In no particular order, the Raw main event scene is a mess, Daniel Bryan is potentially gone, the company continues to deal with the backlash of cutting droves of talent, Brock Lesnar is back to occupy the other main event scene and the long-awaited Becky Lynch return came at the expense of fan favorite Bianca Belair.
And that's just a few of the highlights. Compare it to AEW, where CM Punk just made a historic return, the company's gobbling up and properly using names like Malakai Black, legends like Sting and Arn Anderson get proper usage and the focus is on developing younger talents like Darby Allin and long-form storytelling, not quick, manufactured "moments."
In short, WWE needs to figure out what it wants to be as it exits this era. Whether this is still the PG era or something briefer like the pandemic era, it doesn't seem like WWE can afford to let this be the "moments" era—especially when the fast-gaining competition is doing the inverse and succeeding.
Look at Lynch's 25-second burial of Belair. WWE went for a moment. If there were any interest in long-form storytelling, it would be a pretty dramatic departure from how the company usually handles things. Maybe WWE wanted sympathy for Belair, but fans are more likely to pity her because they have seen this play out before, and it's probably not good news for her career.
If anything, Belair looked like a chump compared to the way cooler Lynch. The Royal Rumble and WrestleMania main event winner falling for a sucker punch and getting pinned after one move just isn't good storytelling. And if the idea is to get Lynch booed by fans, the promotion has tried and failed to do that in the past. Why is one of the most over stars of the past decade supposed to be booed by fans after returning from her pregnancy-related absence? Fans are supposed to boo the new mother? It's not going to happen.
And that's the point: Either way, Becky will be fine. Belair, not so much. The worst part is that debacle overshadowed another hot-potato title swap involving Charlotte Flair, whose same old character needed another title win because why? And Lesnar's big return was another moment, but he's had plenty of past encounters with Roman Reigns, and now guys like Finn Balor are left swinging in midcard purgatory again.
The Lynch and Lesnar returns felt like quick, knee-jerk reactions to Punk's reemergence too. Maybe they weren't, but Lynch winning in 25 seconds and Lesnar showing up unshaven and in jeans and boots just to do a staredown sure felt rushed.
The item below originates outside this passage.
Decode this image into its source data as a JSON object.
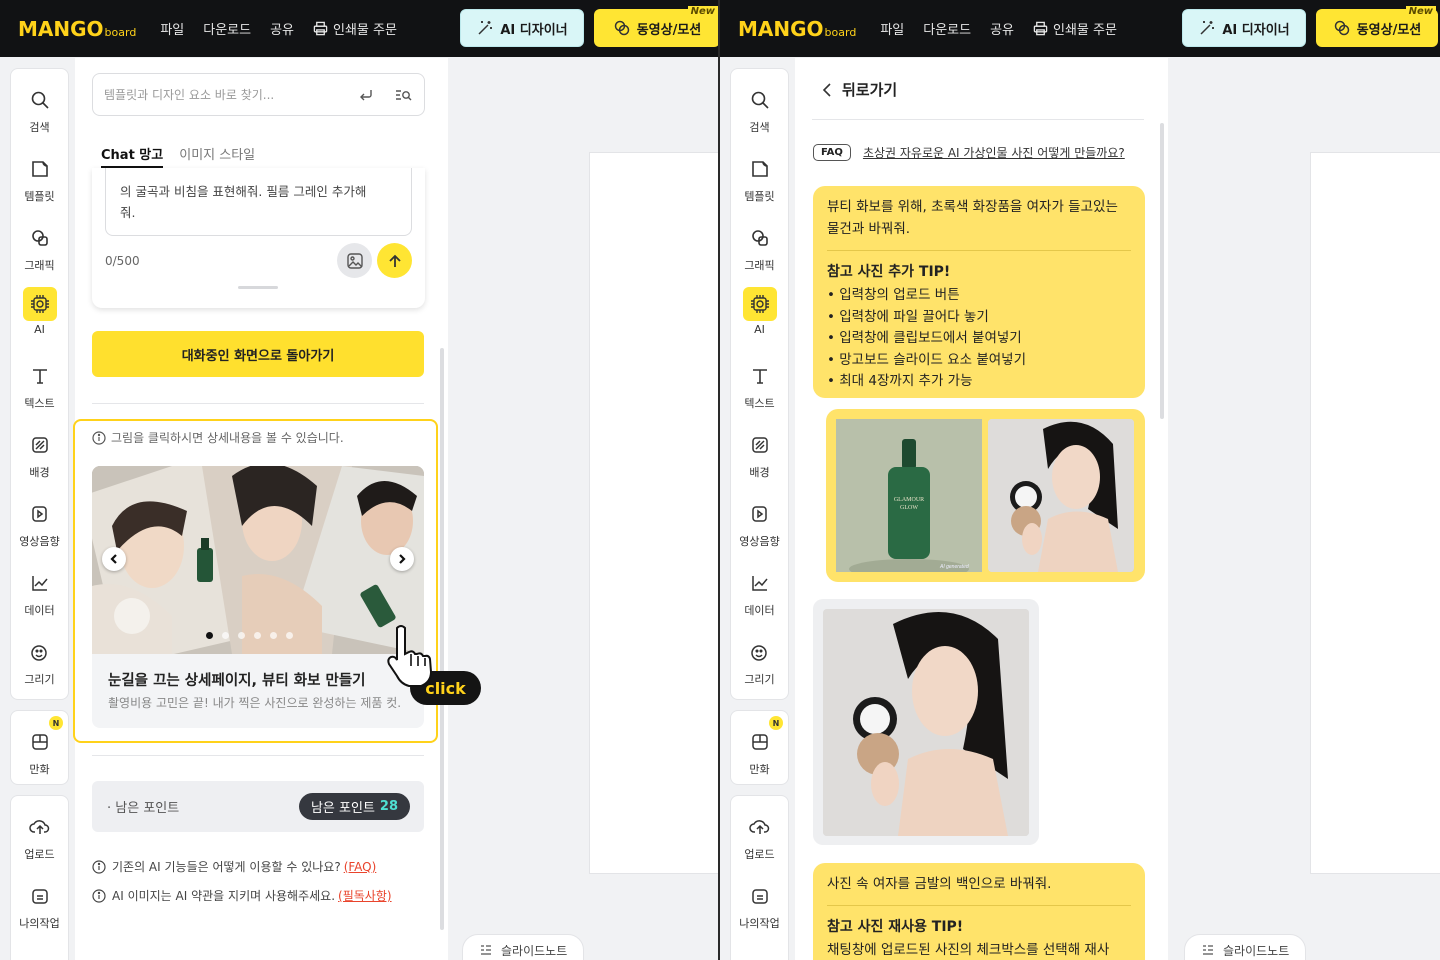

Meanwhile, AEW's continued ability to major in the minors when it comes to things hardcore fans care about explains its continued rise. It's not just that Punk's back—it's that his first promo in seven years put over Britt Baker in the first sentence and his first feud is with Allin. His first appearance on AEW's flagship program, Dynamite, featured Orange Cassidy in the opener and Black against Brock Anderson.
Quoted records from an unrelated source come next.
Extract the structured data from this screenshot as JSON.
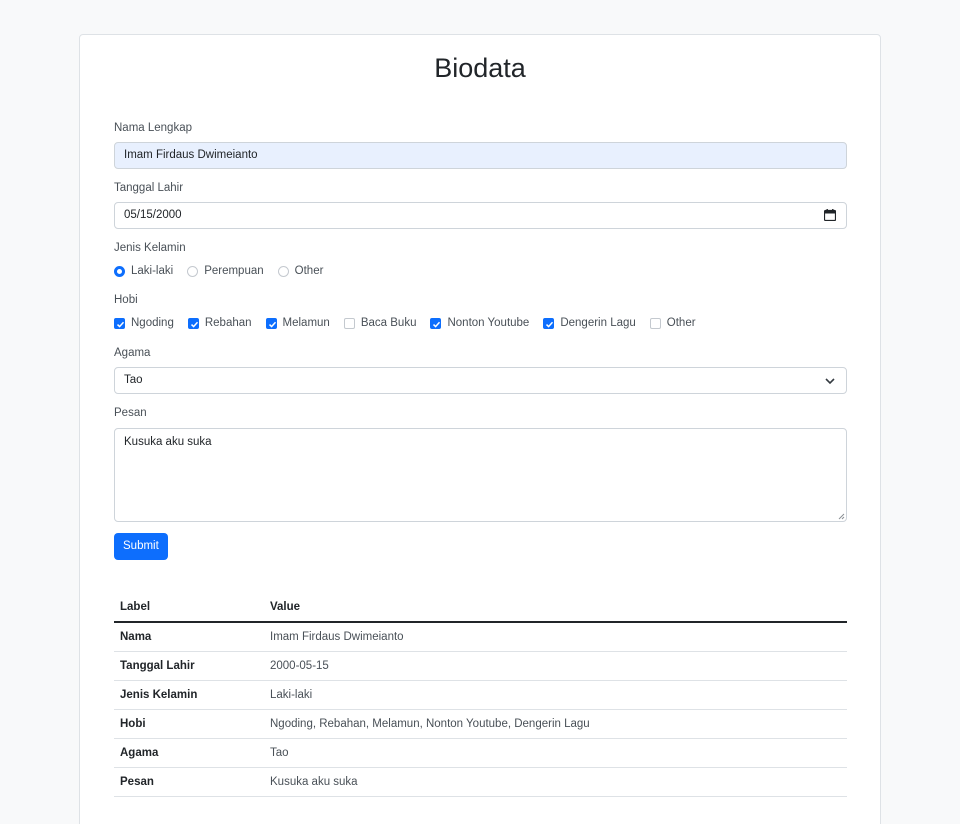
{
  "page": {
    "title": "Biodata"
  },
  "form": {
    "name": {
      "label": "Nama Lengkap",
      "value": "Imam Firdaus Dwimeianto"
    },
    "dob": {
      "label": "Tanggal Lahir",
      "value": "05/15/2000",
      "icon": "calendar-icon"
    },
    "gender": {
      "label": "Jenis Kelamin",
      "options": [
        {
          "label": "Laki-laki",
          "checked": true
        },
        {
          "label": "Perempuan",
          "checked": false
        },
        {
          "label": "Other",
          "checked": false
        }
      ]
    },
    "hobby": {
      "label": "Hobi",
      "options": [
        {
          "label": "Ngoding",
          "checked": true
        },
        {
          "label": "Rebahan",
          "checked": true
        },
        {
          "label": "Melamun",
          "checked": true
        },
        {
          "label": "Baca Buku",
          "checked": false
        },
        {
          "label": "Nonton Youtube",
          "checked": true
        },
        {
          "label": "Dengerin Lagu",
          "checked": true
        },
        {
          "label": "Other",
          "checked": false
        }
      ]
    },
    "religion": {
      "label": "Agama",
      "value": "Tao",
      "icon": "chevron-down-icon"
    },
    "message": {
      "label": "Pesan",
      "value": "Kusuka aku suka"
    },
    "submit_label": "Submit"
  },
  "table": {
    "headers": [
      "Label",
      "Value"
    ],
    "rows": [
      {
        "label": "Nama",
        "value": "Imam Firdaus Dwimeianto"
      },
      {
        "label": "Tanggal Lahir",
        "value": "2000-05-15"
      },
      {
        "label": "Jenis Kelamin",
        "value": "Laki-laki"
      },
      {
        "label": "Hobi",
        "value": "Ngoding, Rebahan, Melamun, Nonton Youtube, Dengerin Lagu"
      },
      {
        "label": "Agama",
        "value": "Tao"
      },
      {
        "label": "Pesan",
        "value": "Kusuka aku suka"
      }
    ]
  },
  "colors": {
    "accent": "#0d6efd",
    "background": "#f8f9fa",
    "autofill": "#e8f0fe"
  }
}
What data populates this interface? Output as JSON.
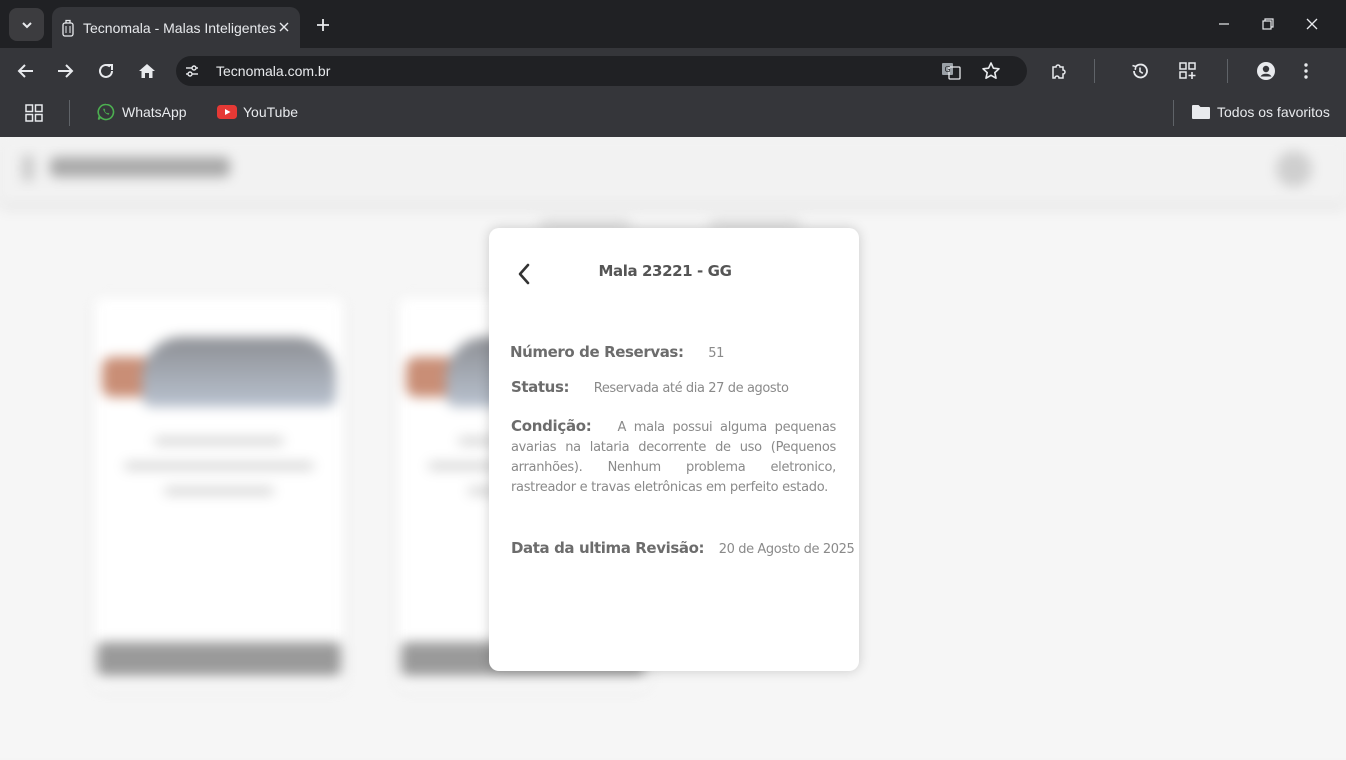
{
  "browser": {
    "tab": {
      "title": "Tecnomala - Malas Inteligentes"
    },
    "address_bar": {
      "url": "Tecnomala.com.br"
    },
    "bookmarks": [
      {
        "label": "WhatsApp",
        "icon": "whatsapp-icon"
      },
      {
        "label": "YouTube",
        "icon": "youtube-icon"
      }
    ],
    "all_bookmarks_label": "Todos os favoritos"
  },
  "modal": {
    "title": "Mala 23221 - GG",
    "reservations": {
      "label": "Número de Reservas:",
      "value": "51"
    },
    "status": {
      "label": "Status:",
      "value": "Reservada até dia 27 de agosto"
    },
    "condition": {
      "label": "Condição:",
      "value": "A mala possui alguma pequenas avarias na lataria decorrente de uso (Pequenos arranhões). Nenhum problema eletronico, rastreador e travas eletrônicas em perfeito estado."
    },
    "last_revision": {
      "label": "Data da ultima Revisão:",
      "value": "20 de Agosto de 2025"
    }
  },
  "colors": {
    "chrome_dark": "#202124",
    "chrome_toolbar": "#35363a",
    "page_bg": "#f6f6f6",
    "modal_bg": "#ffffff",
    "label_text": "#6c6c6c",
    "value_text": "#8a8a8a"
  }
}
The legends point deserves a closer look too. In that main event, Arn got some superb legend usage by wisely blocking a knockout kick from Black, some subtle, brilliant storytelling. It speaks to his ability to scout the opposition, and it's something fans will remember next time he's ringside. Sting's usage has been nothing short of superb too. Compare that to, say, Goldberg's weird father-son storyline as he gets yet another unquestioned title shot as WWE preps for its next show in Saudi Arabia and, yes, the differences are glaring.
None of this is to say WWE can't recover. On paper, the company can do its best work with its back against the wall. It still has the most talented roster of all time and the gigantic platforms needed to make it all work. But the issue has never been talent—it has been creativity and storytelling.
And the early signs aren't good. Punk's return wasn't hard to predict. There was no reason the Lynch and Lesnar moments had to feel so rushed. And despite all of this being obvious, WWE has done nothing but bleed talent. Besides Black, Bryan could be gone, there were massive cuts on the NXT side and even Braun Strowman and Bray Wyatt are out.
Right now, WWE isn't the cool, edgy product with great storytelling that it was during the Monday Night War. It's coasting on lucrative television deals and big social media numbers, which seems to have made it double down on searching for moments instead of stories. And over the long run, it will backfire, especially with Fox missing out on somebody like Punk and USA Network probably not too thrilled about the dire state of Raw as a B-show.
The answer is better storytelling and leaning into what fans want. Lynch is one of the best in the world—she can salvage this, especially if she works with Belair. Fans will forgive if the effort is there. Ditto for the Lesnar-Reigns-Paul Heyman trio. Properly balance out the rosters and build up new main eventers, and the route to a bounce-back isn't hard to see.
Make no mistake, WWE firmly remains No. 1 right now for a variety of reasons. But the issues that continue to show up more and more prominently are corrosive. If they keep going unaddressed, the problems will only multiply. And it needs to be wholesale. Finally caving and going with a heel Reigns, for example, gets counteracted pretty quickly by some of the aforementioned hiccups.
What direction WWE decides to take the company in over the next year and well into 2022 will determine much for the industry as a whole. But one thing's for sure: If competition excels where fans want WWE to improve, forcing both companies to be much better, it's the fans who win.